So, obviously I have not been posting on here. There’s a good reason; I bought a house! The entire downstairs square footage has now become Carbon Sitars’ workshop. It’s literally four times bigger than where I was working previously. The opportunity presented itself, and so my wife and I took the plunge. While it was an enormous amount of work which set back all of my projects, it has already paid off in the quality, capacity, and efficiency in which I can work. I love it, and am now rushing to get everything back on track.
There have been a few projects completed, one of which I have added to the sitar galleries: a custom electric sitar which features some reclaimed mahogany I stumbled upon a few months ago:
So, I shall promise to commit to updating the feed more often soon, as I have many more things to share with you all. I hope to hear from you soon!
Fact: market research shows that buyers of cheap musical instruments actually spend more than the average player because of repairs and replacement instruments. They are actually more likely to continue buying cheap models, resulting in a vicious cycle.
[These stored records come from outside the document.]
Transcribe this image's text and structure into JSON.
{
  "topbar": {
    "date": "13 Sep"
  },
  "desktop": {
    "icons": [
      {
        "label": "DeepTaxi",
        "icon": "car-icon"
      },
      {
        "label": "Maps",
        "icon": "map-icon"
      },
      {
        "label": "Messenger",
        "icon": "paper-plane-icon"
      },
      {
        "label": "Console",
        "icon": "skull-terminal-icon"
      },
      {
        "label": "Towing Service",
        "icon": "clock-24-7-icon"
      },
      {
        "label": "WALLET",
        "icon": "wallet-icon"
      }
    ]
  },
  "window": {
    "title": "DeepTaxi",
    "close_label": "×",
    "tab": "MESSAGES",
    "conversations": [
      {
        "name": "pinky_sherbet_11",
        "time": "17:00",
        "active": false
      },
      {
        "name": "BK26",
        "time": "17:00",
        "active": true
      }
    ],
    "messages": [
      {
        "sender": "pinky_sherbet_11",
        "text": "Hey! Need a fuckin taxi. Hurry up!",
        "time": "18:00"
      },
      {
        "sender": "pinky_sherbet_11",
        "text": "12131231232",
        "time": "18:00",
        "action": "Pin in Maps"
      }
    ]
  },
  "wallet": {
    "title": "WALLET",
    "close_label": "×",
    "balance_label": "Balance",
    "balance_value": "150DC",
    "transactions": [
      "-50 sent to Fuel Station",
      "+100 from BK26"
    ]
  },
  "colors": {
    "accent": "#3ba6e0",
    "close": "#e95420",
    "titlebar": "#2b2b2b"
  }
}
They can sometimes own two or three times as many instruments over their lifetime as players who acquire a satisfactory quality instrument.
The old saying, “Buying cheap is expensive” definitely holds up.
Around once a week, I will get an enthusiastic email from a player who is very excited about our sitars, asking if we offer endorsement deals. We do not. Alembic, maker of some very nice guitars and basses, has summed up the reason very eloquently:
“The most successful artists can afford to pay for their instruments – but if we gave them endorsement deals the cost of those instruments would have to be recovered from customers who are far less able to afford it.”
We are acutely aware that our sitars are more than ones which can be found all over the Internet. Carbon fiber is an expensive material to work with, and there are many, many hours of work that go into each one. However, keep in mind that our prices are still around what you would pay from one of the finest makers such as Sanjay Sharma at Rikhi Ram. When compared to the $50,000 price tag of a professional quality violin or cello, sitars are a downright bargain, despite taking just as long to make and requiring the same amount of skill.
The sitar market has been depressed by the mass manufacturers who churn out thousands of cheap and/or useless instruments at rock bottom prices, and has driven many families who have been doing it for generations out of business. When you buy from a shop willing to undercut everyone else just to make the sale, it’s another nail in the coffin for the sitar market. It’s bad enough that there are literally a handful of shops left who can even make a playable instrument. Soon, they too could be driven to close their doors forever. If you really love the instrument, support the makers left that are dedicated to this esoteric art and buy a good one from them. You really could make the difference between a maker who can afford their rent, and one who must close the shop.
Quality instruments are made with great care, and always cost more. I’ve never yet found a sitar maker who could provide the finest quality and best service for the lowest price. Something to ponder: for your long-term happiness, which of those three would you be most willing to give up? Quality? Service? Or low price?”